In one malpractice case, a 71-year-old female had an angiogram of her chest in February 2012 to rule out a pulmonary embolism (PE). The PE was ruled out, but an incidental finding of a 3.4 cm left axillary mass was noted on the report.
"The primary care physician documented his review of the report but failed to notify the patient of the mass," says Nancy Meyers, JD, an attorney at Ward Black Law in Greensboro, NC. Six months later, the patient palpated the mass and sought treatment that revealed that she had Stage 4 metastatic breast cancer.
In a similar case involving an 82-year-old man, a CT of the chest revealed an opacity within the anterior right lower lobe with somewhat nodular appearance. Follow-up evaluation was recommended in the report, which was received by the primary care physician. However, no report was made to the patient regarding the nodular opacity and no follow-up evaluations were conducted.
"Almost three years later, the patient developed pulmonary symptoms. A CT of the chest confirmed lung cancer in the right lower lobe. The patient expired later that year," says Meyers.
In both of these cases, the physicians documented that they received the report, signed off on the report as having been reviewed, yet failed to take action as recommended in the report. "This made the cases very difficult to defend," says Meyers.
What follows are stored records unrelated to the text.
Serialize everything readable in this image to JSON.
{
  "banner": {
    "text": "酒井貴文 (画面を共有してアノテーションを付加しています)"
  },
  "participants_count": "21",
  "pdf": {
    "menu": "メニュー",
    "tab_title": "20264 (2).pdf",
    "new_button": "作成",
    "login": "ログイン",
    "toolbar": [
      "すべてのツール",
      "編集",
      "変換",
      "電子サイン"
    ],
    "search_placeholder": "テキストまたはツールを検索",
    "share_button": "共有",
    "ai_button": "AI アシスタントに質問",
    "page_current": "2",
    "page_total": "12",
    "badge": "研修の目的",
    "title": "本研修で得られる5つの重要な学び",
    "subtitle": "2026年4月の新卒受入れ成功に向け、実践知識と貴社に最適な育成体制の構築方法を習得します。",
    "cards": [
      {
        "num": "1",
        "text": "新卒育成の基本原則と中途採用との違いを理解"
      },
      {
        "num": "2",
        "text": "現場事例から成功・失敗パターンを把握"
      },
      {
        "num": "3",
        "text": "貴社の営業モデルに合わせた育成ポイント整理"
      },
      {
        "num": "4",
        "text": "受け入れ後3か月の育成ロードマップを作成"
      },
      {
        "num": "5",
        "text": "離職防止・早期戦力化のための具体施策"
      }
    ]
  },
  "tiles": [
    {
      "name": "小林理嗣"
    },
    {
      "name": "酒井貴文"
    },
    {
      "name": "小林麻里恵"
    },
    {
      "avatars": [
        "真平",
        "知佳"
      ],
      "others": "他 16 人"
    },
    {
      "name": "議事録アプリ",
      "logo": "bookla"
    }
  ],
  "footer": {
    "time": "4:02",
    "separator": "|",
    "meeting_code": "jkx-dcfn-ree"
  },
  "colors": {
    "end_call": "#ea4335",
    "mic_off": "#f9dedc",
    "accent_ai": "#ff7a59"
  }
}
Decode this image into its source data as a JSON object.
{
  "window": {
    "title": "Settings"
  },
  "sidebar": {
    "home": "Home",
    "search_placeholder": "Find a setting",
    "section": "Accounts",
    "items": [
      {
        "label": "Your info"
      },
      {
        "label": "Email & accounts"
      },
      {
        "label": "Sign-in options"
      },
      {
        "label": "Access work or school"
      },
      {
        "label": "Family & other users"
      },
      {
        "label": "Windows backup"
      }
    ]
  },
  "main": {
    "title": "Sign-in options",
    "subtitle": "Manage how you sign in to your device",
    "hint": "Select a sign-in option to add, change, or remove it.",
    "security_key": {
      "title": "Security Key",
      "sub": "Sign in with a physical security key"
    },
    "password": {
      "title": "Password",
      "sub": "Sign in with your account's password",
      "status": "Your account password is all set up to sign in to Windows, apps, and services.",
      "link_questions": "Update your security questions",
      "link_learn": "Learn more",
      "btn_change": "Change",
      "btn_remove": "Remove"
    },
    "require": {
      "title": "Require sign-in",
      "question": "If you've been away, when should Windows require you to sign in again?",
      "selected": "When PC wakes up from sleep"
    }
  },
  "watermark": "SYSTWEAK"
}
Systems errors can harm
Often, there is an appropriate read on a study, but a systems error leads to harm of the patient due to delayed treatment or diagnosis, says Jennifer L'Hommedieu Stankus, MD, JD, an attending physician at Group Health Physicians, a Seattle-based multi-specialty group practice and former medical malpractice defense attorney.
"Missed diagnosis on radiologic studies is a common area of liability, and it is one that will continue to be, especially if safeguards are not put in place," she says.
L'Hommedieu Stankus recommends these practices:
- It should be standard operating procedure to get a call back on all radiology studies with a positive finding, including over reads that might be done the following day.
- There should be mechanisms in place for specific diagnoses, such as lung nodules, so that follow-up on the patient is set in motion and so that the patient is made aware of the abnormal finding.
As a standard practice, physicians always should read their own studies, read the radiologist's interpretation, and speak with the radiologist if there are any questions, advises L'Hommedieu Stankus.
"If the radiologist is not available, and you still have concerns or questions about the study, run it by another physician such as a general surgeon or a neurologist, depending upon what it is you are looking for," she says.
Liability for a "missed read" might fall solely on the radiologist or both the radiologist and the physician, depending upon the situation, says L'Hommedieu Stankus.
"The truth is, that even when a radiologist, a specialist in reading studies, misses a diagnosis, the physician caring for the patient will also be named," she says.
Once a radiologist notifies a physician about an abnormal finding, it becomes the responsibility of that physician to get the information to the patient, adds L'Hommedieu Stankus.
"How liability is apportioned will depend, in part, on what state the physician is in," she adds. "State law on liability varies, even on joint and several liability issues."